**WHAT NEEDS TO BE DONE**
In full and without change, return each entry.

**DATA RECORDS**
● ● ●

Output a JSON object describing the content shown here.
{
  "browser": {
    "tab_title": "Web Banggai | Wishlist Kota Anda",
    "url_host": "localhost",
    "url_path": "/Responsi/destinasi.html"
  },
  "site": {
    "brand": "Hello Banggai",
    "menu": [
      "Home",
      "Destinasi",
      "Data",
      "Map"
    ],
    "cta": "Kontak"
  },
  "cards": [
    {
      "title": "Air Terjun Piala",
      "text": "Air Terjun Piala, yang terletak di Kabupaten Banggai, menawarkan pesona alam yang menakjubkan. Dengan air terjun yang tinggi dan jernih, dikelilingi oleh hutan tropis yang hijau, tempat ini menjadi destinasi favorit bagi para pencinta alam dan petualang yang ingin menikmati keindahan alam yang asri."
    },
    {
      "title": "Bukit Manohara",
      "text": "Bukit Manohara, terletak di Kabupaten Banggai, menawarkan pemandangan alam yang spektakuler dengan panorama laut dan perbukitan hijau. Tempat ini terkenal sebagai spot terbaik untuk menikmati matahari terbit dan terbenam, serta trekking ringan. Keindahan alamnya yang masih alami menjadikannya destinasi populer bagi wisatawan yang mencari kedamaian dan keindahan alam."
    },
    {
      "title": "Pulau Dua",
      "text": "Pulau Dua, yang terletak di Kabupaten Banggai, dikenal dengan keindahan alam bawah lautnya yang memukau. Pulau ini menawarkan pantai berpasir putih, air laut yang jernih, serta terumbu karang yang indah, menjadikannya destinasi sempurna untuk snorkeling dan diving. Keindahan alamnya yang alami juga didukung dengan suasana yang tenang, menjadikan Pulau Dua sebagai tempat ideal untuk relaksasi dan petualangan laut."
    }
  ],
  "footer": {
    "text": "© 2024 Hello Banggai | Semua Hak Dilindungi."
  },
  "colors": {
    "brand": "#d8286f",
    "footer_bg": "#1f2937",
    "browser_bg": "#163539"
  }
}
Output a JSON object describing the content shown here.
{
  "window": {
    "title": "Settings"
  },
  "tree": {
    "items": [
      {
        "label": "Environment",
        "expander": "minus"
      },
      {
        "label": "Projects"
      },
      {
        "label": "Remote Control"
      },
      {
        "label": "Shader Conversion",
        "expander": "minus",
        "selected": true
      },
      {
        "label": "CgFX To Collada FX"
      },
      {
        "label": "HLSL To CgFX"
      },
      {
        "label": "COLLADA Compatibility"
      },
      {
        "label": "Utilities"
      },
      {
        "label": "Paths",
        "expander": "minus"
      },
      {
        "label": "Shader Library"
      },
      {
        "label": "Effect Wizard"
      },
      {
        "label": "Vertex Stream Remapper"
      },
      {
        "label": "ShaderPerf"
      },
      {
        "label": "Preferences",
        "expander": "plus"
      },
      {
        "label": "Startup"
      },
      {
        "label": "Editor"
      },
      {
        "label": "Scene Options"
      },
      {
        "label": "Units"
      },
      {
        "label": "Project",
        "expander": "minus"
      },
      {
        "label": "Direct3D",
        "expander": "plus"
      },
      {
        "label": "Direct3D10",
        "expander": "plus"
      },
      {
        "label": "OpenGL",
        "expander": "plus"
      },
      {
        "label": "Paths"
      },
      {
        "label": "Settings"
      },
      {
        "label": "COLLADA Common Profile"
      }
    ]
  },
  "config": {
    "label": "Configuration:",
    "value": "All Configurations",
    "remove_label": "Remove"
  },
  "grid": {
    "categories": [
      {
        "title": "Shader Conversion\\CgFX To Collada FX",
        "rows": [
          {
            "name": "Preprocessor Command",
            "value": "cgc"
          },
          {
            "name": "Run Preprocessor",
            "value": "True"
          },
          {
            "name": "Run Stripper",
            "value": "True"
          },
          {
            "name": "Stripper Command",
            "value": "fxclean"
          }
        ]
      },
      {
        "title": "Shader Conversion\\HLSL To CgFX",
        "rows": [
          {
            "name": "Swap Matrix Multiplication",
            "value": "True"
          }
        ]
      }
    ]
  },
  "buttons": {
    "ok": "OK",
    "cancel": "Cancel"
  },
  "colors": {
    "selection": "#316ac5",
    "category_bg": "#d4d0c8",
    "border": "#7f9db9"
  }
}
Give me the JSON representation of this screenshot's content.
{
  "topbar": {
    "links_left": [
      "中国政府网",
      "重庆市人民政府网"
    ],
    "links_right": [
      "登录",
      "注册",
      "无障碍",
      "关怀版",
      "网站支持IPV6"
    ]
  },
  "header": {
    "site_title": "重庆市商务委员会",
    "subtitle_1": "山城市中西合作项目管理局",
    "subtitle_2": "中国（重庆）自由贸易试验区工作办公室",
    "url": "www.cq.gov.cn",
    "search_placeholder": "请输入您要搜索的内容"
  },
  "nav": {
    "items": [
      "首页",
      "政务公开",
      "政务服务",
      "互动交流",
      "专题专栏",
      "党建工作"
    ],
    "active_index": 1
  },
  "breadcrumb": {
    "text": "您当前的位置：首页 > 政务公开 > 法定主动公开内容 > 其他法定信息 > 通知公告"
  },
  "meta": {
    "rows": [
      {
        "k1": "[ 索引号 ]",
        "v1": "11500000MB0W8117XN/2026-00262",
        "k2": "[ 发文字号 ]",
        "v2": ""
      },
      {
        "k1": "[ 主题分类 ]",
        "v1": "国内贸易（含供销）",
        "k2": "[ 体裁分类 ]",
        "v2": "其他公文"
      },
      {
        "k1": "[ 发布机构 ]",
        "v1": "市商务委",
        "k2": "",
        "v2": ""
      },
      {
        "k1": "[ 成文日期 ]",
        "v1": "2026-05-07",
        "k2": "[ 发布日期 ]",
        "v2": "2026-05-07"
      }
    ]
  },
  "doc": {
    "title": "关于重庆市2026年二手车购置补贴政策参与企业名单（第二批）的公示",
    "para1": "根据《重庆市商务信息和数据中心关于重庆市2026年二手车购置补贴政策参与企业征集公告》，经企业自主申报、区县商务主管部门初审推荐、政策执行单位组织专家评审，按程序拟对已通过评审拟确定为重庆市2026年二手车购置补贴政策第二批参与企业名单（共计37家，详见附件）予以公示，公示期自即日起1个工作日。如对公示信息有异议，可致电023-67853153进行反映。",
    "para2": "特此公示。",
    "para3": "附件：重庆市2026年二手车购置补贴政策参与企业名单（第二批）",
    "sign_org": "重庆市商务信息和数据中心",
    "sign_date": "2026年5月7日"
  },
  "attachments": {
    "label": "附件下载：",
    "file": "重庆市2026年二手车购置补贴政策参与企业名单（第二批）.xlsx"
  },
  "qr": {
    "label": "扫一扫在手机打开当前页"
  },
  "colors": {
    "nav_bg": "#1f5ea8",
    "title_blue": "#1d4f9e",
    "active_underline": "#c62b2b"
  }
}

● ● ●

**RESPONSE TO THIS TASK**
Output a JSON object describing the content shown here.
{
  "browser": {
    "tab_title": "Web Banggai | Wishlist Kota Anda",
    "url_host": "localhost",
    "url_path": "/Responsi/destinasi.html"
  },
  "site": {
    "brand": "Hello Banggai",
    "menu": [
      "Home",
      "Destinasi",
      "Data",
      "Map"
    ],
    "cta": "Kontak"
  },
  "cards": [
    {
      "title": "Air Terjun Piala",
      "text": "Air Terjun Piala, yang terletak di Kabupaten Banggai, menawarkan pesona alam yang menakjubkan. Dengan air terjun yang tinggi dan jernih, dikelilingi oleh hutan tropis yang hijau, tempat ini menjadi destinasi favorit bagi para pencinta alam dan petualang yang ingin menikmati keindahan alam yang asri."
    },
    {
      "title": "Bukit Manohara",
      "text": "Bukit Manohara, terletak di Kabupaten Banggai, menawarkan pemandangan alam yang spektakuler dengan panorama laut dan perbukitan hijau. Tempat ini terkenal sebagai spot terbaik untuk menikmati matahari terbit dan terbenam, serta trekking ringan. Keindahan alamnya yang masih alami menjadikannya destinasi populer bagi wisatawan yang mencari kedamaian dan keindahan alam."
    },
    {
      "title": "Pulau Dua",
      "text": "Pulau Dua, yang terletak di Kabupaten Banggai, dikenal dengan keindahan alam bawah lautnya yang memukau. Pulau ini menawarkan pantai berpasir putih, air laut yang jernih, serta terumbu karang yang indah, menjadikannya destinasi sempurna untuk snorkeling dan diving. Keindahan alamnya yang alami juga didukung dengan suasana yang tenang, menjadikan Pulau Dua sebagai tempat ideal untuk relaksasi dan petualangan laut."
    }
  ],
  "footer": {
    "text": "© 2024 Hello Banggai | Semua Hak Dilindungi."
  },
  "colors": {
    "brand": "#d8286f",
    "footer_bg": "#1f2937",
    "browser_bg": "#163539"
  }
}
Output a JSON object describing the content shown here.
{
  "window": {
    "title": "Settings"
  },
  "tree": {
    "items": [
      {
        "label": "Environment",
        "expander": "minus"
      },
      {
        "label": "Projects"
      },
      {
        "label": "Remote Control"
      },
      {
        "label": "Shader Conversion",
        "expander": "minus",
        "selected": true
      },
      {
        "label": "CgFX To Collada FX"
      },
      {
        "label": "HLSL To CgFX"
      },
      {
        "label": "COLLADA Compatibility"
      },
      {
        "label": "Utilities"
      },
      {
        "label": "Paths",
        "expander": "minus"
      },
      {
        "label": "Shader Library"
      },
      {
        "label": "Effect Wizard"
      },
      {
        "label": "Vertex Stream Remapper"
      },
      {
        "label": "ShaderPerf"
      },
      {
        "label": "Preferences",
        "expander": "plus"
      },
      {
        "label": "Startup"
      },
      {
        "label": "Editor"
      },
      {
        "label": "Scene Options"
      },
      {
        "label": "Units"
      },
      {
        "label": "Project",
        "expander": "minus"
      },
      {
        "label": "Direct3D",
        "expander": "plus"
      },
      {
        "label": "Direct3D10",
        "expander": "plus"
      },
      {
        "label": "OpenGL",
        "expander": "plus"
      },
      {
        "label": "Paths"
      },
      {
        "label": "Settings"
      },
      {
        "label": "COLLADA Common Profile"
      }
    ]
  },
  "config": {
    "label": "Configuration:",
    "value": "All Configurations",
    "remove_label": "Remove"
  },
  "grid": {
    "categories": [
      {
        "title": "Shader Conversion\\CgFX To Collada FX",
        "rows": [
          {
            "name": "Preprocessor Command",
            "value": "cgc"
          },
          {
            "name": "Run Preprocessor",
            "value": "True"
          },
          {
            "name": "Run Stripper",
            "value": "True"
          },
          {
            "name": "Stripper Command",
            "value": "fxclean"
          }
        ]
      },
      {
        "title": "Shader Conversion\\HLSL To CgFX",
        "rows": [
          {
            "name": "Swap Matrix Multiplication",
            "value": "True"
          }
        ]
      }
    ]
  },
  "buttons": {
    "ok": "OK",
    "cancel": "Cancel"
  },
  "colors": {
    "selection": "#316ac5",
    "category_bg": "#d4d0c8",
    "border": "#7f9db9"
  }
}
Give me the JSON representation of this screenshot's content.
{
  "topbar": {
    "links_left": [
      "中国政府网",
      "重庆市人民政府网"
    ],
    "links_right": [
      "登录",
      "注册",
      "无障碍",
      "关怀版",
      "网站支持IPV6"
    ]
  },
  "header": {
    "site_title": "重庆市商务委员会",
    "subtitle_1": "山城市中西合作项目管理局",
    "subtitle_2": "中国（重庆）自由贸易试验区工作办公室",
    "url": "www.cq.gov.cn",
    "search_placeholder": "请输入您要搜索的内容"
  },
  "nav": {
    "items": [
      "首页",
      "政务公开",
      "政务服务",
      "互动交流",
      "专题专栏",
      "党建工作"
    ],
    "active_index": 1
  },
  "breadcrumb": {
    "text": "您当前的位置：首页 > 政务公开 > 法定主动公开内容 > 其他法定信息 > 通知公告"
  },
  "meta": {
    "rows": [
      {
        "k1": "[ 索引号 ]",
        "v1": "11500000MB0W8117XN/2026-00262",
        "k2": "[ 发文字号 ]",
        "v2": ""
      },
      {
        "k1": "[ 主题分类 ]",
        "v1": "国内贸易（含供销）",
        "k2": "[ 体裁分类 ]",
        "v2": "其他公文"
      },
      {
        "k1": "[ 发布机构 ]",
        "v1": "市商务委",
        "k2": "",
        "v2": ""
      },
      {
        "k1": "[ 成文日期 ]",
        "v1": "2026-05-07",
        "k2": "[ 发布日期 ]",
        "v2": "2026-05-07"
      }
    ]
  },
  "doc": {
    "title": "关于重庆市2026年二手车购置补贴政策参与企业名单（第二批）的公示",
    "para1": "根据《重庆市商务信息和数据中心关于重庆市2026年二手车购置补贴政策参与企业征集公告》，经企业自主申报、区县商务主管部门初审推荐、政策执行单位组织专家评审，按程序拟对已通过评审拟确定为重庆市2026年二手车购置补贴政策第二批参与企业名单（共计37家，详见附件）予以公示，公示期自即日起1个工作日。如对公示信息有异议，可致电023-67853153进行反映。",
    "para2": "特此公示。",
    "para3": "附件：重庆市2026年二手车购置补贴政策参与企业名单（第二批）",
    "sign_org": "重庆市商务信息和数据中心",
    "sign_date": "2026年5月7日"
  },
  "attachments": {
    "label": "附件下载：",
    "file": "重庆市2026年二手车购置补贴政策参与企业名单（第二批）.xlsx"
  },
  "qr": {
    "label": "扫一扫在手机打开当前页"
  },
  "colors": {
    "nav_bg": "#1f5ea8",
    "title_blue": "#1d4f9e",
    "active_underline": "#c62b2b"
  }
}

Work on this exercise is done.